Guide to Wheelchair Lifts: Basic Understanding
Now that we have completed our discussion on Ramps, the different types of ramps (permanent and temporary/portable) as well as the most recommended purchasing options, we are going to move on to wheelchair lifts.
As I have mentioned previously in our initial discussion about ramps, a ramp is not always the best option for eliminating stair use. Sometimes, a wheelchair lift can prove to be easier, more efficient, more practical and often even cheaper than a ramp.
In our discussion here, we will discuss the different types of outdoor wheelchair lifts and all you might need to know about them. In a following discussion we will go through the recommended purchasing options.
Let’s jump right in!
A wheelchair lift is basically a simplified elevator. It consists of a platform which, controlled by a motor, rides up and down a track to take the wheelchair from one level landing to another. Similar to ramps, wheelchair lifts can be used for both home entrances and vehicles to assist a wheelchair user in getting from one level to another. For example, from the walkway/driveway to the front porch or from the vehicle to the ground.
Following we will go though the various types of lifts to help you learn their differences and thereby make an informed decision for yourself or your loved ones.
There is one type of motorized lift which cannot be used for wheelchairs, but is another alternative to a ramp, and that is the outdoor stairlift. We will discuss this one first and then go through the wheelchair lifts.
Outdoor stair lifts run similar to traditional indoor stairlifts. They consist of a seat attached to a track/rail which is installed along the stairwell and rides along the incline of the stairs taking the user from one level landing to another. The outdoor option does the same job as the indoor one, but simply provides additional weather protection options.
Outdoor stairlifts require the user to transfer from their wheelchair to the seat on the lift in order to rise from one level to another. The reason that I specify this is that this therefore may not be the most practical option for someone who is dependent on their wheelchair and requires assistance to transfer in and out of it.
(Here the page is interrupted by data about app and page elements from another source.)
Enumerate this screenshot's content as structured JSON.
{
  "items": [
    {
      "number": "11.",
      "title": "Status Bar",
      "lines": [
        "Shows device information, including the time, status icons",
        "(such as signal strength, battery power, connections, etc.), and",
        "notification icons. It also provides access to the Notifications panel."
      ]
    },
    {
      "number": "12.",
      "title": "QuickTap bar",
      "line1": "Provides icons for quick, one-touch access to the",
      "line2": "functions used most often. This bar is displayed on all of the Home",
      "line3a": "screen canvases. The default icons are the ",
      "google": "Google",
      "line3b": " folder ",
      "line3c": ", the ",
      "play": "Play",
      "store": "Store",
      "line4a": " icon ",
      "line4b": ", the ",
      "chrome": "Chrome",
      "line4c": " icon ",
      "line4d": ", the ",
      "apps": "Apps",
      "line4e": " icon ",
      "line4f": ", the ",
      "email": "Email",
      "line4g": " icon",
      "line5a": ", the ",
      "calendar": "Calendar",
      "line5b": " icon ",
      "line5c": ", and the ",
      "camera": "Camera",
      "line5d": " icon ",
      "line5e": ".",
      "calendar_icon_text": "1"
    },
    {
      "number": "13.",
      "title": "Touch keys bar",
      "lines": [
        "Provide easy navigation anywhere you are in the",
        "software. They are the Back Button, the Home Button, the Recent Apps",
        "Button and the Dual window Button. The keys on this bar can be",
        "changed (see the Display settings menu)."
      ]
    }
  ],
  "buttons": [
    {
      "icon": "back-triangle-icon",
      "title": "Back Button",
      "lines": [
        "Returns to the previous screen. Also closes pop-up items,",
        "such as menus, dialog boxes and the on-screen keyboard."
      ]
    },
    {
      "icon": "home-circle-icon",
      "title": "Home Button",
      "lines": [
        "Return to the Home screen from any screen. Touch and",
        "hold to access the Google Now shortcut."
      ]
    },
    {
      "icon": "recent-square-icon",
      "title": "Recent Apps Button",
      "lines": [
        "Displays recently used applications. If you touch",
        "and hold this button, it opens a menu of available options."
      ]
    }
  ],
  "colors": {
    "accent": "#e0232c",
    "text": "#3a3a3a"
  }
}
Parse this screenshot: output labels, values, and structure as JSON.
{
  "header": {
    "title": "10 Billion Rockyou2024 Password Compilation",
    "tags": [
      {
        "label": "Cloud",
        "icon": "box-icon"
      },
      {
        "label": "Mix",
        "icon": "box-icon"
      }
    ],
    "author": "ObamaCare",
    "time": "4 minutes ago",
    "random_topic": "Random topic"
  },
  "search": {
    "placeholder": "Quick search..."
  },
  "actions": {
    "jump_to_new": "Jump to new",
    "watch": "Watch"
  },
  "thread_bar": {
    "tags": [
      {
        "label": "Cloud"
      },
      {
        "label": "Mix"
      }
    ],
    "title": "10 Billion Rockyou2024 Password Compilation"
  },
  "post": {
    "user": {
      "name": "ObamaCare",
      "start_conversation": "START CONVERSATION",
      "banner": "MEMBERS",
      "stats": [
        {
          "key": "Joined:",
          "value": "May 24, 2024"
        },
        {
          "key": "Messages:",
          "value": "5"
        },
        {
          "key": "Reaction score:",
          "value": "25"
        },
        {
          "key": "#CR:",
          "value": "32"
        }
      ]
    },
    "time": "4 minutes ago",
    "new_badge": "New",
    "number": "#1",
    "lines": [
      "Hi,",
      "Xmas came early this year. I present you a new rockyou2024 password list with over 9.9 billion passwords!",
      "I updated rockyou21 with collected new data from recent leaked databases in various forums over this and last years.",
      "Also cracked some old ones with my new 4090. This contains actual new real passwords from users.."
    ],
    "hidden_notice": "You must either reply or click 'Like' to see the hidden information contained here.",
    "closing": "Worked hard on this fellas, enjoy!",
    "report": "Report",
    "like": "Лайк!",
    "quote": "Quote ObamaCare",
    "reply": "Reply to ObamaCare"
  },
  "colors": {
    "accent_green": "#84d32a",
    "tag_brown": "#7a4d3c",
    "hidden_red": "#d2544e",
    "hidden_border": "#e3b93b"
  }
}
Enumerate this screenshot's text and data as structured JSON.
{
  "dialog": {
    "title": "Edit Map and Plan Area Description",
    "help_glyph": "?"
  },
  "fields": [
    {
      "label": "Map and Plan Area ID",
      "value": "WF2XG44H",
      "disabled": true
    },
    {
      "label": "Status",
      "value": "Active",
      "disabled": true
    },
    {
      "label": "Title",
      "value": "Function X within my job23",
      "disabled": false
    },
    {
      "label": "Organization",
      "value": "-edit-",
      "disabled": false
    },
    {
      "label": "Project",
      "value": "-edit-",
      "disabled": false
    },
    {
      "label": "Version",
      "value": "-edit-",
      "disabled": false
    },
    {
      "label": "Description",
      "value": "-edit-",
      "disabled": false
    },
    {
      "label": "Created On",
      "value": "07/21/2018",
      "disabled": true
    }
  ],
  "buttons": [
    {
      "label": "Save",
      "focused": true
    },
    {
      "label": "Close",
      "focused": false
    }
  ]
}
Additionally, keeping the future in mind, even if someone is currently able to transfer to and from the chairs independently, you may want to consider a platform lift in the occasion that the condition may not be the same over time increasing the dependence on the wheelchair in which case a platform lift would be then be needed. As always though, we try to initially consider modifications which can adapt with us in the case of a change in physical condition. Therefore, it is essential to look at all types of lifts from the get-go in order to plan ahead and save ourselves from possible stress later on.
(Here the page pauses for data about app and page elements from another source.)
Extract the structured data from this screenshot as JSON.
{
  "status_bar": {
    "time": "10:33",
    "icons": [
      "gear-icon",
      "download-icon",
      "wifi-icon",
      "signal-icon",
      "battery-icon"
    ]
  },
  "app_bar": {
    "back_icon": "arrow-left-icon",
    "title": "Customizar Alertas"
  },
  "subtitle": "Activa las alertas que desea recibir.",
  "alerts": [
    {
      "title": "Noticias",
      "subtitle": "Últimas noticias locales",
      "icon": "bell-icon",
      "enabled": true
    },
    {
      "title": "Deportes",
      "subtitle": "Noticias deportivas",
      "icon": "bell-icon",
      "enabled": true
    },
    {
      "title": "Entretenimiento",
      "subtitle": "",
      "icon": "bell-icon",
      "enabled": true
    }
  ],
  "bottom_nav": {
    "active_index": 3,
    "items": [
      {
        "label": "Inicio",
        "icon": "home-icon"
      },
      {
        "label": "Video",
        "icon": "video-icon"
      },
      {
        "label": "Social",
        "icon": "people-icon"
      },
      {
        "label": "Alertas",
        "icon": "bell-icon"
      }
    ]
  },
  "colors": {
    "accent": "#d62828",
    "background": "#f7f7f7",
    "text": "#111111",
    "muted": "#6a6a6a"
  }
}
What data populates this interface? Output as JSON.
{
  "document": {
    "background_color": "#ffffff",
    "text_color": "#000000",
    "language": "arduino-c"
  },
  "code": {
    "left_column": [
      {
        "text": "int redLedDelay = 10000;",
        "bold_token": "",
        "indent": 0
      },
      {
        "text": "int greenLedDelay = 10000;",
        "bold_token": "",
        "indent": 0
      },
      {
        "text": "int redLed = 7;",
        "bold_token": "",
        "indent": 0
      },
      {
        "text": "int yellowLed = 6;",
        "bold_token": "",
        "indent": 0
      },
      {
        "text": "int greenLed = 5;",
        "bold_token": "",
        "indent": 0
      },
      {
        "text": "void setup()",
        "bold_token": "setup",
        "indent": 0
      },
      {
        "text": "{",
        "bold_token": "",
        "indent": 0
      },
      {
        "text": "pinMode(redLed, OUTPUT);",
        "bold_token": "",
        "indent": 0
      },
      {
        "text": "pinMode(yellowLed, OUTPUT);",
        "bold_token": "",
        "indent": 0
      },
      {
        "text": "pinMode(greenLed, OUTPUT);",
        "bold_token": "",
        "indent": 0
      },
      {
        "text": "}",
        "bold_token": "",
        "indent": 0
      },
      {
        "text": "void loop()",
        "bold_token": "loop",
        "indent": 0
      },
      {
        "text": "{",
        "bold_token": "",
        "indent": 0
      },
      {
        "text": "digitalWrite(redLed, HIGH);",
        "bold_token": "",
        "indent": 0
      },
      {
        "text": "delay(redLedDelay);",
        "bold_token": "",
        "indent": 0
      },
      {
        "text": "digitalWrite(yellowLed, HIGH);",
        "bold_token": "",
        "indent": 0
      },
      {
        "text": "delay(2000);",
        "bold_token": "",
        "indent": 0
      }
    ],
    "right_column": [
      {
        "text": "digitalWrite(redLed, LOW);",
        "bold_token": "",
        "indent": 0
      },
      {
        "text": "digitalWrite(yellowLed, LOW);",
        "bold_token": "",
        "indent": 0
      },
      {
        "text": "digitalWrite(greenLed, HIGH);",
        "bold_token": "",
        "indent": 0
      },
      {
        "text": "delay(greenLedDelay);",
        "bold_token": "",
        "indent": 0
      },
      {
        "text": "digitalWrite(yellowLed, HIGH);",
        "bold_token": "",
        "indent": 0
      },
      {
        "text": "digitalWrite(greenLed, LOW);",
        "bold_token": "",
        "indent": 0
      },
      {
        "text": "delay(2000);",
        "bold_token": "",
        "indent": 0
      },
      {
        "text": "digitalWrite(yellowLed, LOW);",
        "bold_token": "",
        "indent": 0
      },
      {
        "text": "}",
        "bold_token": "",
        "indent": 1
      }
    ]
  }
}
Now we’ll dive right in to the types of lifts.
Vertical platform lifts/Porch Lift
A vertical platform lift is a lift which rides vertically upward from one level landing to another. The lift consists of a platform that is attached to a vertical “wall” with a rail which takes the platform up and down between landings.
Inclined platform lifts
An inclined platform lift moves up stairs similar to a traditional stair lift, except the user rides in their wheelchair on a platform instead of transferring to a seat. The track/rail which guides the inclined platform lift is attached to the stairwell and rides along the incline of the stairs taking the user from one level landing to another.
Each situation should be evaluated independently to determine which lift makes the most sense.
Before we conclude, something important to keep in mind are the building codes and permits which must be researched prior to installing a lift. The lift company should have this information for your area and the areas they service. Your job is to ask!
That’s that for Guide to Wheelchair Lifts: Basic Understanding but stay tuned for our following discussions on pricing and specific products!
Contact us with comments or questions.
We’ll keep you POSTED!
To safe and happy homes,
Golda, a licensed Occupational Therapist and Certified Aging in Place Specialist (CAPS professional) was inspired to specialize in an area which she felt would increase her clients’ quality of life beyond typical therapy treatment sessions. Golda embraces the idea of increasing clients’ abilities to reside in their homes barrier-free as providing a level of quality of life which cannot be matched. Follow along with Golda on her journey of creating a comprehensive resource center for home accessibility modifications here at adapttostay.com.